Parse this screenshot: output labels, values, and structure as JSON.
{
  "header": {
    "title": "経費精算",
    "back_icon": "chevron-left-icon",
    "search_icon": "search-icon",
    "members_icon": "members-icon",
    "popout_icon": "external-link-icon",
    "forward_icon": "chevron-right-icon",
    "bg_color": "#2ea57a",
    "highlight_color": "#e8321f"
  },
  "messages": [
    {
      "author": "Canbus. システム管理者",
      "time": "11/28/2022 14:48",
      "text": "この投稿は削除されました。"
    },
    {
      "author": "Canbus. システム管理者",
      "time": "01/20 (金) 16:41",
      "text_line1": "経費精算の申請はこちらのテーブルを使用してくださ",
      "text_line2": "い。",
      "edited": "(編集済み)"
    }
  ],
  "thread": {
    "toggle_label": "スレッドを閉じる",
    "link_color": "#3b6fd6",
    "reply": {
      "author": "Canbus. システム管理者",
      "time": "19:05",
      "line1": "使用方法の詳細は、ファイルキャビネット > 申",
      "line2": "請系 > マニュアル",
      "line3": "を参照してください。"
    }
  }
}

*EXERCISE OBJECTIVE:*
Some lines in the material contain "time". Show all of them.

*SOLUTION:*
      "time": "11/28/2022 14:48",
      "time": "01/20 (金) 16:41",
      "time": "19:05",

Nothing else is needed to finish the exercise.